It’s only when it looks like I might not get to drive a car at all, at least for not for a while, that I have to give in and catch up on what’s been said, because at some point (as a ‘motoring expert’) whether through the website, on the radio show (Dubai Eye 103.8FM Monday nights at 9pm) or in person, I might be asked about.

But the danger of this was proven during a recent test drive. I jumped into a certain car fully expecting it to rock my socks off having read rave reviews about said vehicle, and with my fellow writers in the field nodding approvingly every time the model was mentioned.

And indeed it certainly is a good car, hardly putting a foot wrong at all. But I didn’t end up with an annoying pang of want at the end of my time with the car – which usually denotes something truly exceptional.

So could it be that my expectations had been raised too high or – playing reverse psychology – did I end up reacting against it precisely because everyone else thought it was the dog’s doodaas? I’ll need to book in time with a therapist to unravel that particular ball of confusion.

Fortunately, and usually, even after reading other’s verdicts, I tend to still bias my thoughts based on my own prior experience with that brand – indeed I usually have a rough idea of what most new cars are going to be like before I get into them. Rarely do cars actually surprise me these days (though it does still happen – the new Volvo XC90 and Jaguar XE for example)

However the trouble is that reviewing cars is very much a subjective thing – sure the bods at Consumer Reports and ‘What Car?’ try to make it as scientific a process as possible with specific tests, fancy rulers and crisps clipboards, but that only sizes up a car, and mostly serves to corroborate what a manufacturer’s brochure tells you anyway.

You see a car could flunk out on all those carefully considered parameters and still be so popular that they can’t build them fast enough, or it could get straight As and go to the top of the class but end up very lonely there, because no punter is interested in its super-efficient personality.

So we ditch the measurables and resort back to biases – ah, and therein lies the problem. Journos, are just like you car guys (actually they ARE car guys – or should be), they never agree about which car is best.

And they’re very biased. Again just like you, they may base their opinions on past experience and brands that they own or are loyal too, but further, they also factor in their deep knowledge and understanding of their own market needs and preferences, as well as keeping in mind reader demographics.

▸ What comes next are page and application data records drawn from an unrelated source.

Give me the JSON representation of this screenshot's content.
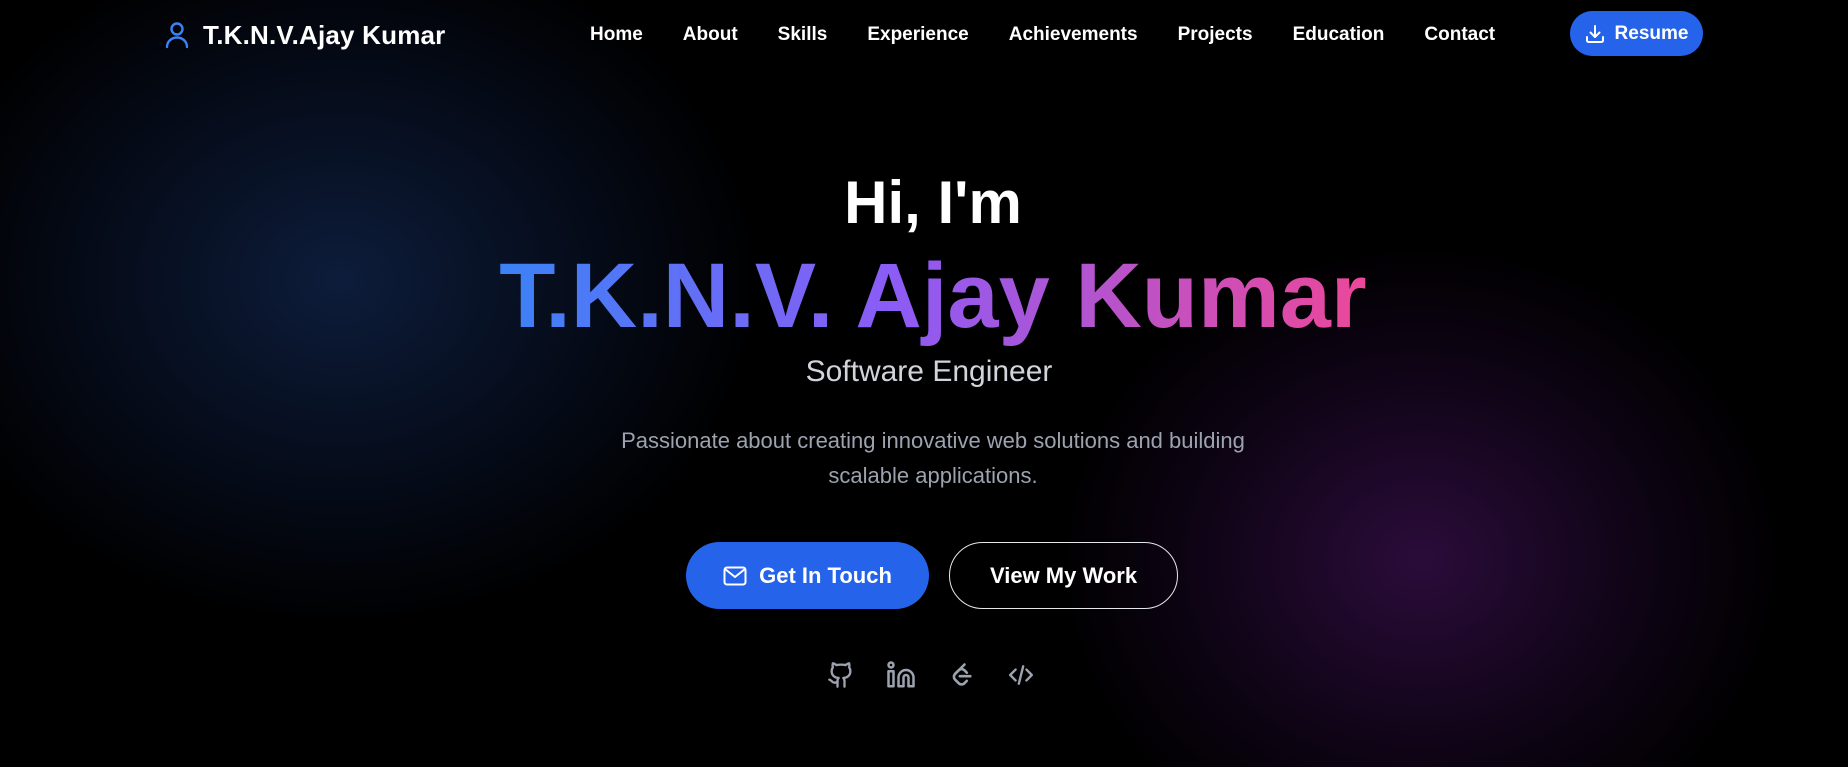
{
  "brand": {
    "name": "T.K.N.V.Ajay Kumar",
    "icon": "user-icon"
  },
  "nav": {
    "links": [
      "Home",
      "About",
      "Skills",
      "Experience",
      "Achievements",
      "Projects",
      "Education",
      "Contact"
    ],
    "resume_label": "Resume",
    "resume_icon": "download-icon"
  },
  "hero": {
    "greeting": "Hi, I'm",
    "name": "T.K.N.V. Ajay Kumar",
    "role": "Software Engineer",
    "description": "Passionate about creating innovative web solutions and building scalable applications.",
    "primary_cta": "Get In Touch",
    "primary_cta_icon": "mail-icon",
    "secondary_cta": "View My Work"
  },
  "socials": [
    "github-icon",
    "linkedin-icon",
    "leetcode-icon",
    "code-icon"
  ],
  "colors": {
    "accent": "#2563eb",
    "gradient_start": "#3b82f6",
    "gradient_mid": "#8b5cf6",
    "gradient_end": "#ec4899",
    "background": "#000000"
  }
}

For example we love big petrol engines and SUVs here in Dubai; in Europe they like economical diesel hatchbacks – we’re both coming at the conundrum of personal transport from entirely different perspectives. It follows that as far as you, and indeed I, are concerned, Tiff Needell’s verdict on the new Electra XR40 Ti (don’t look it up, it doesn’t really exist) may be spot-on for Colin from Cumbria, but completely off for Riyaz from Riyadh.

That’s why we try very hard to bring our intuitive and intimate percipience of the region to bear when testing a new vehicle, and it’s why our verdicts may entirely contradict what other titles say, yet will be more relevant to you and YOUR real-world needs, requirements and desires than anything James May or Michael Spinelli could tell you.

Admittedly our views might also represent a totally personal emotion, and we might even contradict each other – more often than you’d think. But that’s just a case of being honest with how a car makes us feel – and surely THAT, at the end of the day, is what’s important – as long as it’s in context.

I think we’re definitely black sheep here at MME – or perhaps I should say brown.


Here’s an example of not following the herd – Aston Martin Vanquish review

We’d love to hear what your thoughts are – please leave them in the comments below

Leave a Reply

Your email address will not be published. Required fields are marked *

This site uses Akismet to reduce spam. Learn how your comment data is processed.